Expect Jamshedpur’s Marine Drive to wear the ‘Queen’s Necklace’ just like its posh namesake of Mumbai by this year-end.
The 10km under-construction stretch, which snakes along Subernarekha river from Sakchi-Kadma-Sonari to Adityapur Toll bridge, will start glowing with street lights with Tata Steel embarking on a massive beautification drive. The steel major is aiming to wrap up the Rs 120-crore project by November after bagging the right-of-way (ROW) over disputed land last week following successful rehabilitation of disgruntled slum-dwellers.
According to sources in Tata Steel’s logistics department that oversees road construction and beautification plan, the two-lane Marine Drive will sport LED double-arm street lights every 30 metres on the median, thus reprising the ‘Queen’s Necklace’ look. The streetlights will resemble a string of pearls if viewed at night from an elevated point anywhere along the drive.
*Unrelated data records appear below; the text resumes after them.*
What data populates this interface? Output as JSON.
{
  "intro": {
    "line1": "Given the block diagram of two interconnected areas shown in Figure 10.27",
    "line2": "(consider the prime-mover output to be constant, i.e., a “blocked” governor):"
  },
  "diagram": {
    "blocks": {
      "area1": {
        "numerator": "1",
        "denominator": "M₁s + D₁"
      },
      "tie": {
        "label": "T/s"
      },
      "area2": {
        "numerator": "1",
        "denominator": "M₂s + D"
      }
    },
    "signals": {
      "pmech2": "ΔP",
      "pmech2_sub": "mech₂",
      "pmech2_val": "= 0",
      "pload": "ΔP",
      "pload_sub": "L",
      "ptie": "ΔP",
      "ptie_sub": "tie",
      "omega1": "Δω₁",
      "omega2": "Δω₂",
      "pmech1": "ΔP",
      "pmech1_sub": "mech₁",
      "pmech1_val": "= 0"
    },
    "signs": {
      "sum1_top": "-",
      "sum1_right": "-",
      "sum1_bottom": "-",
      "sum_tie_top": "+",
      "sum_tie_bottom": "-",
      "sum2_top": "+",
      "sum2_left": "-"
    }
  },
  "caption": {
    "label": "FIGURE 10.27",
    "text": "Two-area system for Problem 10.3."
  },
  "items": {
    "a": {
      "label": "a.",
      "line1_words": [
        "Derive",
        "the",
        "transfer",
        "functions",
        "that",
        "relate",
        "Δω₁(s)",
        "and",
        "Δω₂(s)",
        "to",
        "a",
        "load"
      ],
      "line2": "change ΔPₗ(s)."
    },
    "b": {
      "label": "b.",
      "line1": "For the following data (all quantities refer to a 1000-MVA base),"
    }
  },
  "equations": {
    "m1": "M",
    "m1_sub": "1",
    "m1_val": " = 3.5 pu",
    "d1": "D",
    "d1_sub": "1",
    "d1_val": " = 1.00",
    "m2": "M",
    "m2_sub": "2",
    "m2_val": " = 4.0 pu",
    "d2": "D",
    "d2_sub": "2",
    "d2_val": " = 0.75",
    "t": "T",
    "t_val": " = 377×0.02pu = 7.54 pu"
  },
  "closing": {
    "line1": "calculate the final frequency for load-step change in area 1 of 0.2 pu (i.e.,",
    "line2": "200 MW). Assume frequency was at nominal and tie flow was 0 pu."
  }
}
Mumbai’s Marine Drive, a C-shaped six-lane road along the coast, is called the Queen’s Necklace for the same reason.
“We have mega plans for Marine Drive’s beautification and putting up LED lights is one of them. Once street lights start glowing at night, it will make the stretch look like Queen’s Necklace just like Mumbai’s Marine Drive. Motorists and commuters will surely cherish the sight,” Tata Steel spokesperson Ashish Kumar told The Telegraph.
Other plans include planting flowering plants on the median and trees on the river’s flanks, precast concrete chairs on the banks for people to relax while basking in the beauty of the natural scenery. Tata Steel has also taken into consideration the issue of encroachments on the riverbank while carrying out road construction and has gone for elaborate stone pitching.
“This has been done in strict adherence to environmental norms as per the suggestions of Jharkhand State Pollution Control Board. This is an innovative plan to prevent soil erosion and river encroachment. All along the banks, stone boulders have been placed from the river bed. The outer edge of the stone boulders has been pitched with concrete in the shape of stairs having a width of two feet,” said a senior official.
Crash barriers are also being erected to prevent passing vehicles from falling into the river.
“Right now, we are focusing on the beautification drive as road construction work cannot be carried out because of the rains. We expect the monsoon to take leave from September after which road construction would resume,” the official said.
Marine Drive, part of Tata Steel’s western corridor project, was planned to keep heavy vehicles off city roads. Construction started in June 2012 and was scheduled to end by June 2014. But encroachments on Kadma side held up work.